DATA SUPPLIED: Begin

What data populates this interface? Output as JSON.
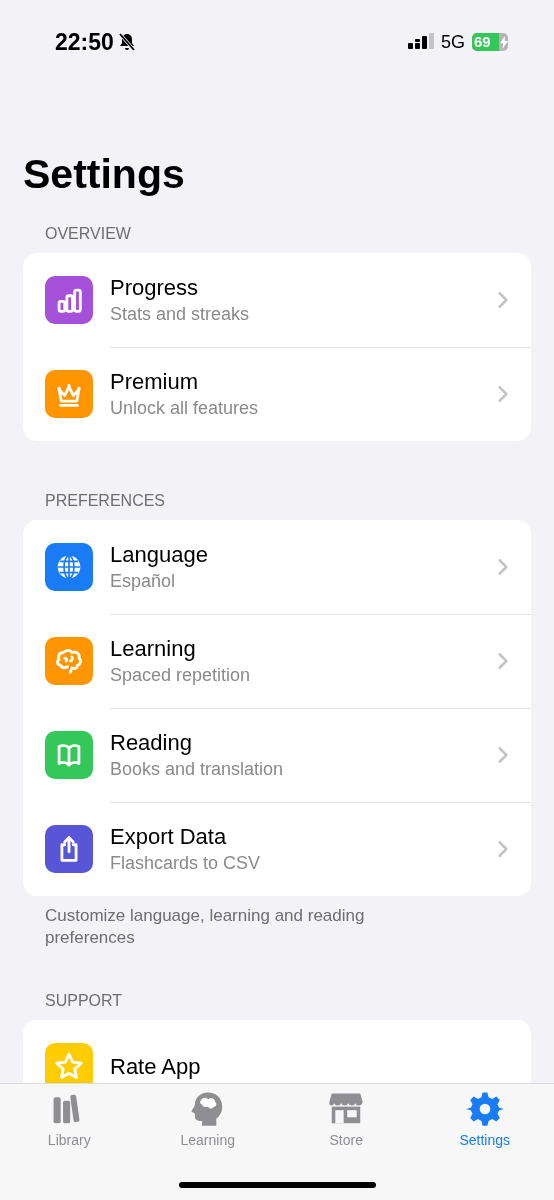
{
  "status_bar": {
    "time": "22:50",
    "network": "5G",
    "battery": "69"
  },
  "title": "Settings",
  "sections": [
    {
      "header": "OVERVIEW",
      "rows": [
        {
          "title": "Progress",
          "subtitle": "Stats and streaks",
          "color": "#a550d8"
        },
        {
          "title": "Premium",
          "subtitle": "Unlock all features",
          "color": "#ff9500"
        }
      ]
    },
    {
      "header": "PREFERENCES",
      "rows": [
        {
          "title": "Language",
          "subtitle": "Español",
          "color": "#1a7cf5"
        },
        {
          "title": "Learning",
          "subtitle": "Spaced repetition",
          "color": "#ff9500"
        },
        {
          "title": "Reading",
          "subtitle": "Books and translation",
          "color": "#34c759"
        },
        {
          "title": "Export Data",
          "subtitle": "Flashcards to CSV",
          "color": "#5856d6"
        }
      ],
      "footer": "Customize language, learning and reading preferences"
    },
    {
      "header": "SUPPORT",
      "rows": [
        {
          "title": "Rate App",
          "color": "#ffcc00"
        }
      ]
    }
  ],
  "tabs": [
    {
      "label": "Library",
      "selected": false
    },
    {
      "label": "Learning",
      "selected": false
    },
    {
      "label": "Store",
      "selected": false
    },
    {
      "label": "Settings",
      "selected": true
    }
  ]
}
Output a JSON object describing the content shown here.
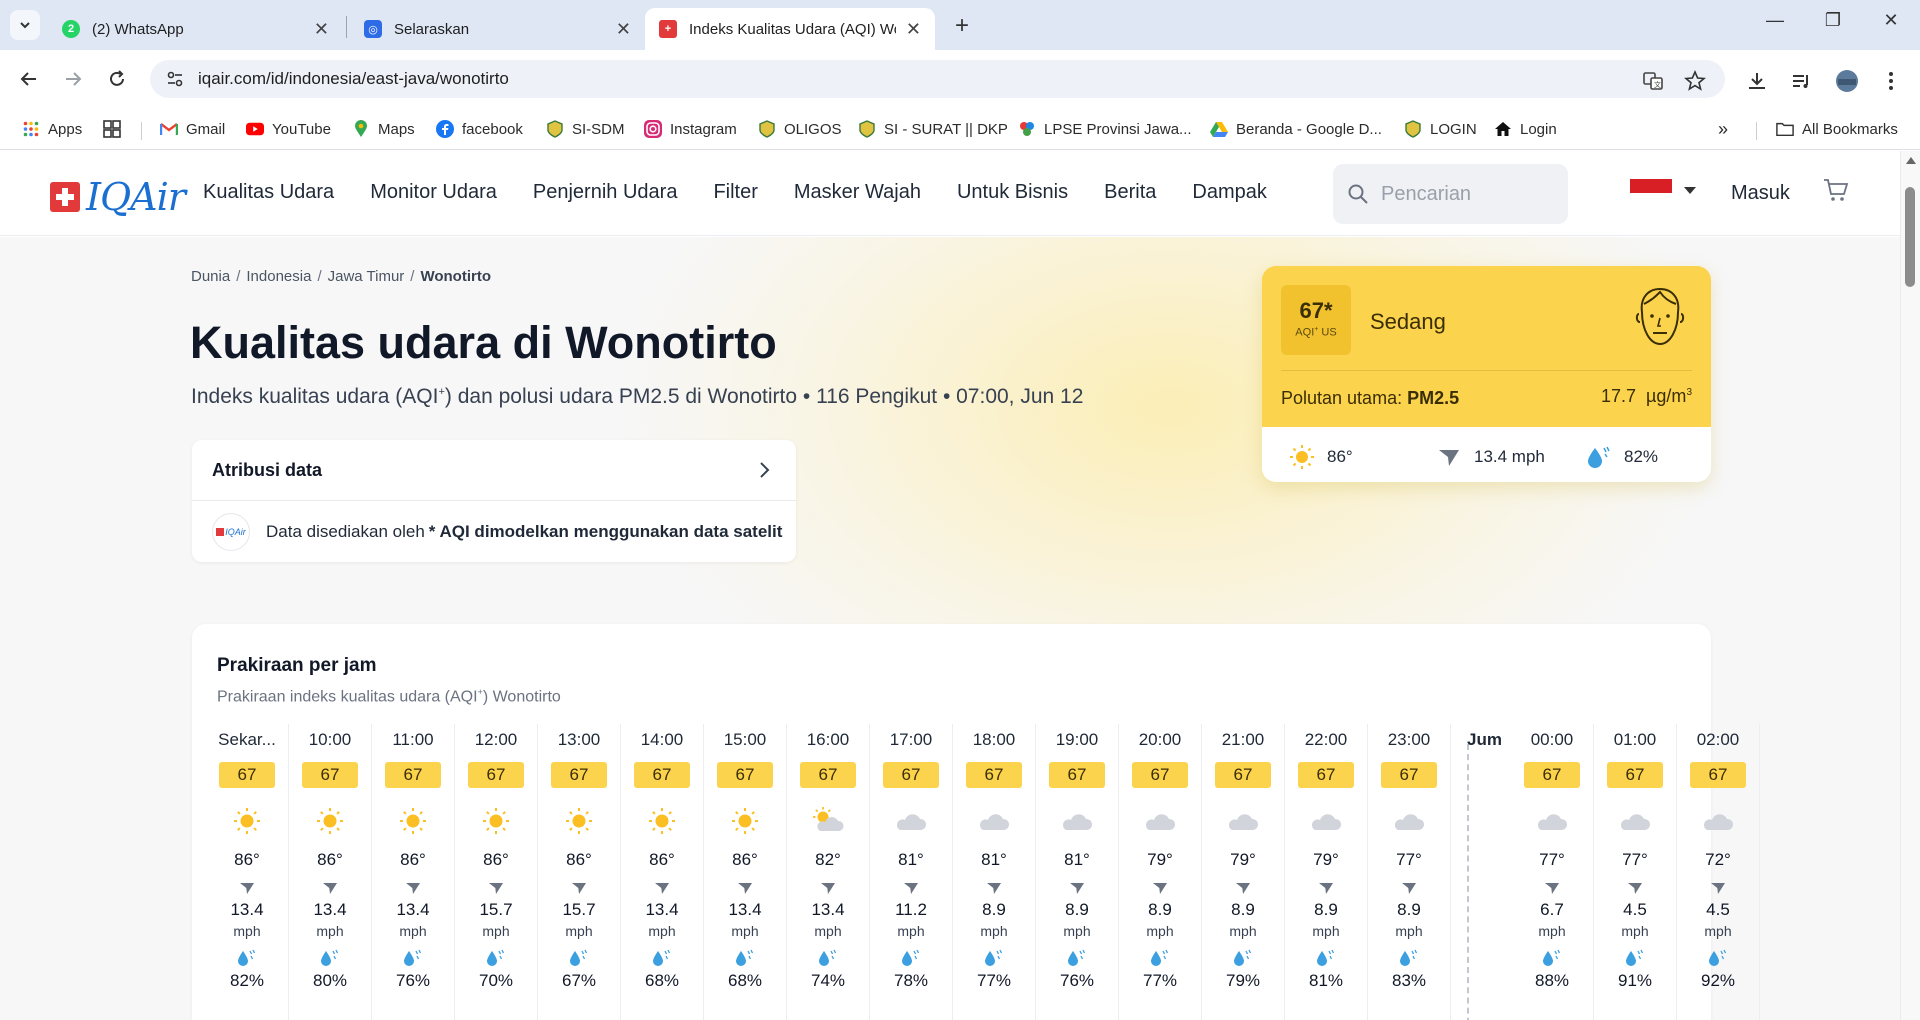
{
  "browser": {
    "tabs": [
      {
        "label": "(2) WhatsApp",
        "icon": "whatsapp-icon",
        "color": "#25d366"
      },
      {
        "label": "Selaraskan",
        "icon": "selaraskan-icon",
        "color": "#2e6be6"
      },
      {
        "label": "Indeks Kualitas Udara (AQI) Wo",
        "icon": "iqair-icon",
        "color": "#e23a3a"
      }
    ],
    "url": "iqair.com/id/indonesia/east-java/wonotirto",
    "bookmarks": [
      {
        "label": "Apps",
        "icon": "apps-grid-icon"
      },
      {
        "label": "",
        "icon": "tab-groups-icon"
      },
      {
        "label": "Gmail",
        "icon": "gmail-icon"
      },
      {
        "label": "YouTube",
        "icon": "youtube-icon"
      },
      {
        "label": "Maps",
        "icon": "maps-icon"
      },
      {
        "label": "facebook",
        "icon": "facebook-icon"
      },
      {
        "label": "SI-SDM",
        "icon": "emblem-icon"
      },
      {
        "label": "Instagram",
        "icon": "instagram-icon"
      },
      {
        "label": "OLIGOS",
        "icon": "emblem-icon"
      },
      {
        "label": "SI - SURAT || DKP",
        "icon": "emblem-icon"
      },
      {
        "label": "LPSE Provinsi Jawa...",
        "icon": "lpse-icon"
      },
      {
        "label": "Beranda - Google D...",
        "icon": "google-drive-icon"
      },
      {
        "label": "LOGIN",
        "icon": "emblem-icon"
      },
      {
        "label": "Login",
        "icon": "home-icon"
      }
    ],
    "all_bookmarks": "All Bookmarks"
  },
  "site": {
    "logo_text": "IQAir",
    "nav": [
      "Kualitas Udara",
      "Monitor Udara",
      "Penjernih Udara",
      "Filter",
      "Masker Wajah",
      "Untuk Bisnis",
      "Berita",
      "Dampak"
    ],
    "search_placeholder": "Pencarian",
    "login": "Masuk"
  },
  "breadcrumb": [
    "Dunia",
    "Indonesia",
    "Jawa Timur",
    "Wonotirto"
  ],
  "title": "Kualitas udara di Wonotirto",
  "subtitle": {
    "pre": "Indeks kualitas udara (AQI",
    "sup": "+",
    "post": ") dan polusi udara PM2.5 di Wonotirto • 116 Pengikut • 07:00, Jun 12"
  },
  "attribution": {
    "heading": "Atribusi data",
    "logo_text": "IQAir",
    "provided_by": "Data disediakan oleh",
    "note": "* AQI dimodelkan menggunakan data satelit"
  },
  "aqi_card": {
    "value": "67*",
    "unit_pre": "AQI",
    "unit_sup": "+",
    "unit_post": " US",
    "level": "Sedang",
    "pollutant_label": "Polutan utama:",
    "pollutant": "PM2.5",
    "concentration": "17.7",
    "conc_unit": "µg/m",
    "conc_sup": "3",
    "temp": "86°",
    "wind": "13.4 mph",
    "humidity": "82%",
    "bg_color": "#fcd34d"
  },
  "forecast": {
    "title": "Prakiraan per jam",
    "sub_pre": "Prakiraan indeks kualitas udara (AQI",
    "sub_sup": "+",
    "sub_post": ") Wonotirto",
    "day_label": "Jum",
    "unit": "mph",
    "hours": [
      {
        "time": "Sekar...",
        "aqi": "67",
        "icon": "sun",
        "temp": "86°",
        "wind": "13.4",
        "hum": "82%"
      },
      {
        "time": "10:00",
        "aqi": "67",
        "icon": "sun",
        "temp": "86°",
        "wind": "13.4",
        "hum": "80%"
      },
      {
        "time": "11:00",
        "aqi": "67",
        "icon": "sun",
        "temp": "86°",
        "wind": "13.4",
        "hum": "76%"
      },
      {
        "time": "12:00",
        "aqi": "67",
        "icon": "sun",
        "temp": "86°",
        "wind": "15.7",
        "hum": "70%"
      },
      {
        "time": "13:00",
        "aqi": "67",
        "icon": "sun",
        "temp": "86°",
        "wind": "15.7",
        "hum": "67%"
      },
      {
        "time": "14:00",
        "aqi": "67",
        "icon": "sun",
        "temp": "86°",
        "wind": "13.4",
        "hum": "68%"
      },
      {
        "time": "15:00",
        "aqi": "67",
        "icon": "sun",
        "temp": "86°",
        "wind": "13.4",
        "hum": "68%"
      },
      {
        "time": "16:00",
        "aqi": "67",
        "icon": "partly",
        "temp": "82°",
        "wind": "13.4",
        "hum": "74%"
      },
      {
        "time": "17:00",
        "aqi": "67",
        "icon": "cloud",
        "temp": "81°",
        "wind": "11.2",
        "hum": "78%"
      },
      {
        "time": "18:00",
        "aqi": "67",
        "icon": "cloud",
        "temp": "81°",
        "wind": "8.9",
        "hum": "77%"
      },
      {
        "time": "19:00",
        "aqi": "67",
        "icon": "cloud",
        "temp": "81°",
        "wind": "8.9",
        "hum": "76%"
      },
      {
        "time": "20:00",
        "aqi": "67",
        "icon": "cloud",
        "temp": "79°",
        "wind": "8.9",
        "hum": "77%"
      },
      {
        "time": "21:00",
        "aqi": "67",
        "icon": "cloud",
        "temp": "79°",
        "wind": "8.9",
        "hum": "79%"
      },
      {
        "time": "22:00",
        "aqi": "67",
        "icon": "cloud",
        "temp": "79°",
        "wind": "8.9",
        "hum": "81%"
      },
      {
        "time": "23:00",
        "aqi": "67",
        "icon": "cloud",
        "temp": "77°",
        "wind": "8.9",
        "hum": "83%"
      },
      {
        "time": "00:00",
        "aqi": "67",
        "icon": "cloud",
        "temp": "77°",
        "wind": "6.7",
        "hum": "88%"
      },
      {
        "time": "01:00",
        "aqi": "67",
        "icon": "cloud",
        "temp": "77°",
        "wind": "4.5",
        "hum": "91%"
      },
      {
        "time": "02:00",
        "aqi": "67",
        "icon": "cloud",
        "temp": "72°",
        "wind": "4.5",
        "hum": "92%"
      }
    ]
  }
}
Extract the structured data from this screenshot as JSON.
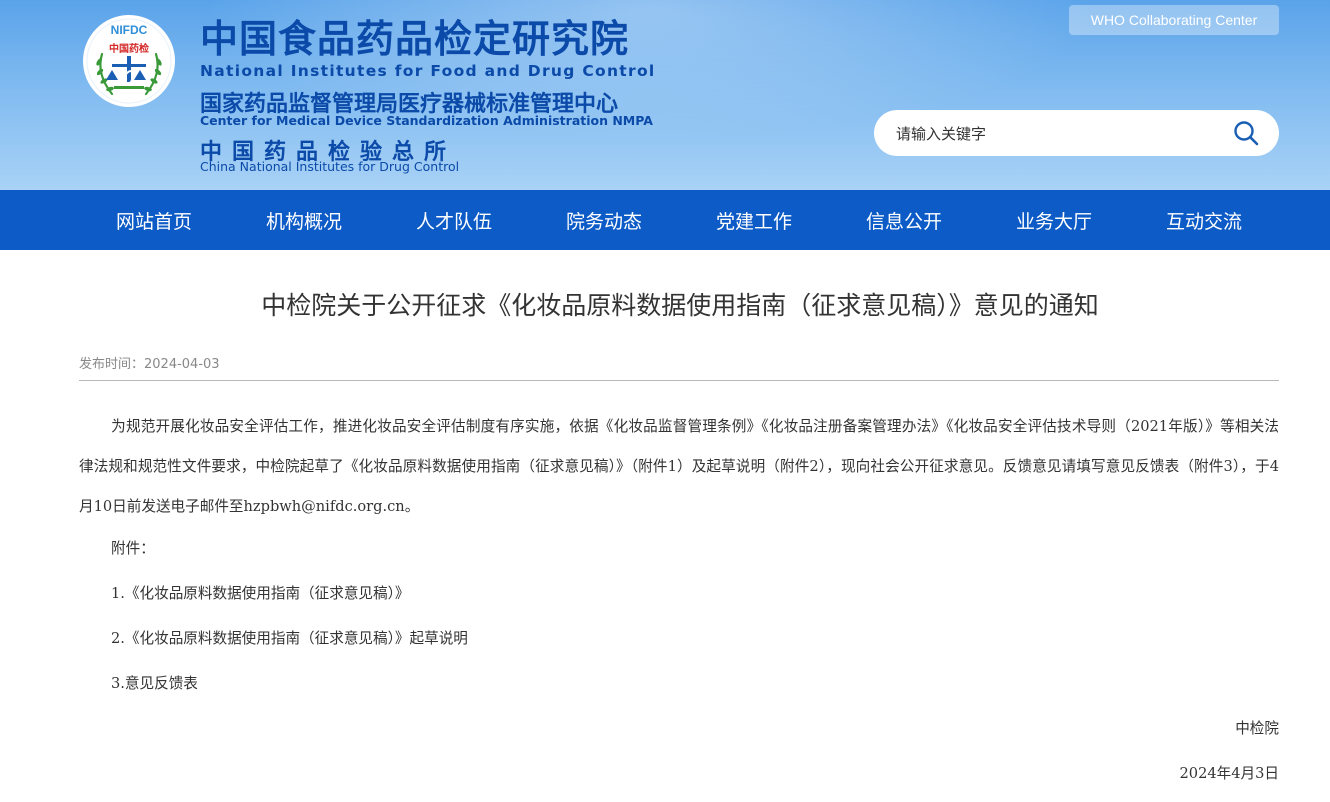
{
  "header": {
    "logo_text_top": "NIFDC",
    "logo_text_mid": "中国药检",
    "title_cn": "中国食品药品检定研究院",
    "title_en": "National Institutes for Food and Drug Control",
    "sub1_cn": "国家药品监督管理局医疗器械标准管理中心",
    "sub1_en": "Center for Medical Device Standardization Administration NMPA",
    "sub2_cn": "中国药品检验总所",
    "sub2_en": "China National Institutes for Drug Control",
    "who_label": "WHO Collaborating Center"
  },
  "search": {
    "placeholder": "请输入关键字",
    "icon": "search-icon"
  },
  "nav": {
    "items": [
      "网站首页",
      "机构概况",
      "人才队伍",
      "院务动态",
      "党建工作",
      "信息公开",
      "业务大厅",
      "互动交流"
    ]
  },
  "article": {
    "title": "中检院关于公开征求《化妆品原料数据使用指南（征求意见稿）》意见的通知",
    "date_label": "发布时间：",
    "date": "2024-04-03",
    "paragraph": "为规范开展化妆品安全评估工作，推进化妆品安全评估制度有序实施，依据《化妆品监督管理条例》《化妆品注册备案管理办法》《化妆品安全评估技术导则（2021年版）》等相关法律法规和规范性文件要求，中检院起草了《化妆品原料数据使用指南（征求意见稿）》（附件1）及起草说明（附件2），现向社会公开征求意见。反馈意见请填写意见反馈表（附件3），于4月10日前发送电子邮件至hzpbwh@nifdc.org.cn。",
    "attachments_label": "附件：",
    "attachments": [
      "1.《化妆品原料数据使用指南（征求意见稿）》",
      "2.《化妆品原料数据使用指南（征求意见稿）》起草说明",
      "3.意见反馈表"
    ],
    "signature": "中检院",
    "sign_date": "2024年4月3日"
  },
  "colors": {
    "nav_bg": "#0d5bc6",
    "header_top": "#5aa3ea",
    "brand_text": "#0b4aa8"
  }
}
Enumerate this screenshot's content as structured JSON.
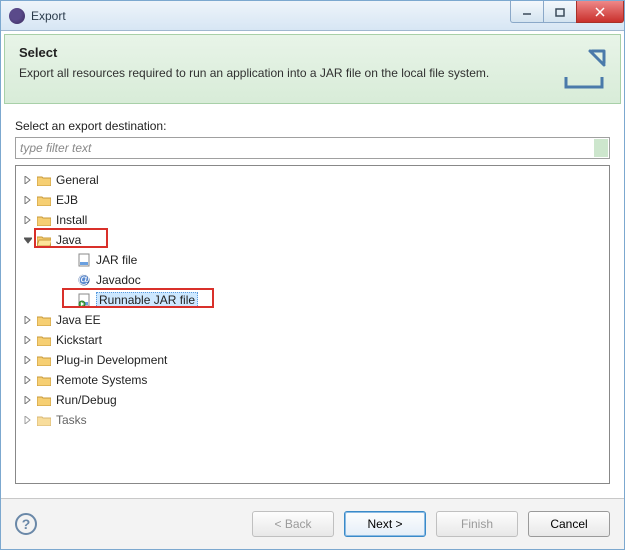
{
  "titlebar": {
    "title": "Export"
  },
  "banner": {
    "heading": "Select",
    "description": "Export all resources required to run an application into a JAR file on the local file system."
  },
  "content": {
    "label": "Select an export destination:",
    "filter_placeholder": "type filter text"
  },
  "tree": {
    "general": "General",
    "ejb": "EJB",
    "install": "Install",
    "java": "Java",
    "jar_file": "JAR file",
    "javadoc": "Javadoc",
    "runnable_jar": "Runnable JAR file",
    "java_ee": "Java EE",
    "kickstart": "Kickstart",
    "plugin_dev": "Plug-in Development",
    "remote_systems": "Remote Systems",
    "run_debug": "Run/Debug",
    "tasks": "Tasks"
  },
  "buttons": {
    "back": "< Back",
    "next": "Next >",
    "finish": "Finish",
    "cancel": "Cancel"
  }
}
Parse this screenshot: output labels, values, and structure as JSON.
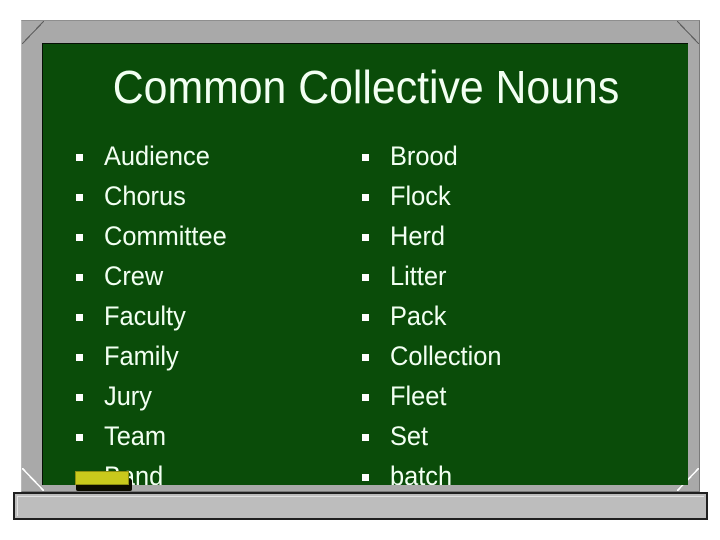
{
  "slide": {
    "title": "Common Collective Nouns",
    "board_color": "#0a4c09",
    "frame_color": "#a9a9a9",
    "tray_color": "#bdbdbd",
    "text_color": "#f2fff2",
    "chalk_color": "#c9c91c",
    "bullet_glyph": "square-bullet"
  },
  "columns": {
    "left": {
      "name": "left-noun-column",
      "items": [
        {
          "label": "Audience"
        },
        {
          "label": "Chorus"
        },
        {
          "label": "Committee"
        },
        {
          "label": "Crew"
        },
        {
          "label": "Faculty"
        },
        {
          "label": "Family"
        },
        {
          "label": "Jury"
        },
        {
          "label": "Team"
        },
        {
          "label": "Band"
        }
      ]
    },
    "right": {
      "name": "right-noun-column",
      "items": [
        {
          "label": "Brood"
        },
        {
          "label": "Flock"
        },
        {
          "label": "Herd"
        },
        {
          "label": "Litter"
        },
        {
          "label": "Pack"
        },
        {
          "label": "Collection"
        },
        {
          "label": "Fleet"
        },
        {
          "label": "Set"
        },
        {
          "label": "batch"
        }
      ]
    }
  }
}
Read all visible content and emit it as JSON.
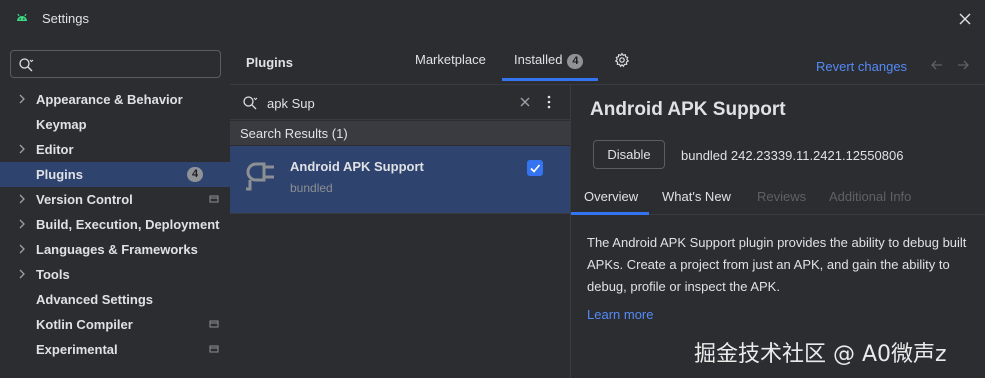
{
  "window": {
    "title": "Settings",
    "close_icon": "close-icon"
  },
  "sidebar": {
    "search_placeholder": "",
    "items": [
      {
        "label": "Appearance & Behavior",
        "expandable": true
      },
      {
        "label": "Keymap",
        "expandable": false
      },
      {
        "label": "Editor",
        "expandable": true
      },
      {
        "label": "Plugins",
        "expandable": false,
        "selected": true,
        "badge": "4"
      },
      {
        "label": "Version Control",
        "expandable": true,
        "project_icon": true
      },
      {
        "label": "Build, Execution, Deployment",
        "expandable": true
      },
      {
        "label": "Languages & Frameworks",
        "expandable": true
      },
      {
        "label": "Tools",
        "expandable": true
      },
      {
        "label": "Advanced Settings",
        "expandable": false
      },
      {
        "label": "Kotlin Compiler",
        "expandable": false,
        "project_icon": true
      },
      {
        "label": "Experimental",
        "expandable": false,
        "project_icon": true
      }
    ]
  },
  "plugins": {
    "header": "Plugins",
    "tabs": [
      {
        "label": "Marketplace"
      },
      {
        "label": "Installed",
        "count": "4",
        "active": true
      }
    ],
    "revert_label": "Revert changes",
    "search_value": "apk Sup",
    "results_header": "Search Results (1)",
    "result": {
      "name": "Android APK Support",
      "status": "bundled",
      "enabled": true
    }
  },
  "detail": {
    "title": "Android APK Support",
    "disable_label": "Disable",
    "version": "bundled 242.23339.11.2421.12550806",
    "tabs": [
      {
        "label": "Overview",
        "active": true
      },
      {
        "label": "What's New",
        "active": true
      },
      {
        "label": "Reviews",
        "active": false
      },
      {
        "label": "Additional Info",
        "active": false
      }
    ],
    "description": "The Android APK Support plugin provides the ability to debug built APKs. Create a project from just an APK, and gain the ability to debug, profile or inspect the APK.",
    "learn_more": "Learn more"
  },
  "watermark": "掘金技术社区 @ A0微声z",
  "colors": {
    "accent": "#3574f0",
    "selection": "#2e436e",
    "link": "#548af7",
    "bg": "#2b2d30"
  }
}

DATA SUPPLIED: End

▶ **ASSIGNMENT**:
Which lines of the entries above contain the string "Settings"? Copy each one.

▶ **TASK RESULT**:
  "title": "Settings",
      "label": "Settings",
    "title": "Settings",
        "label": "Advanced Settings",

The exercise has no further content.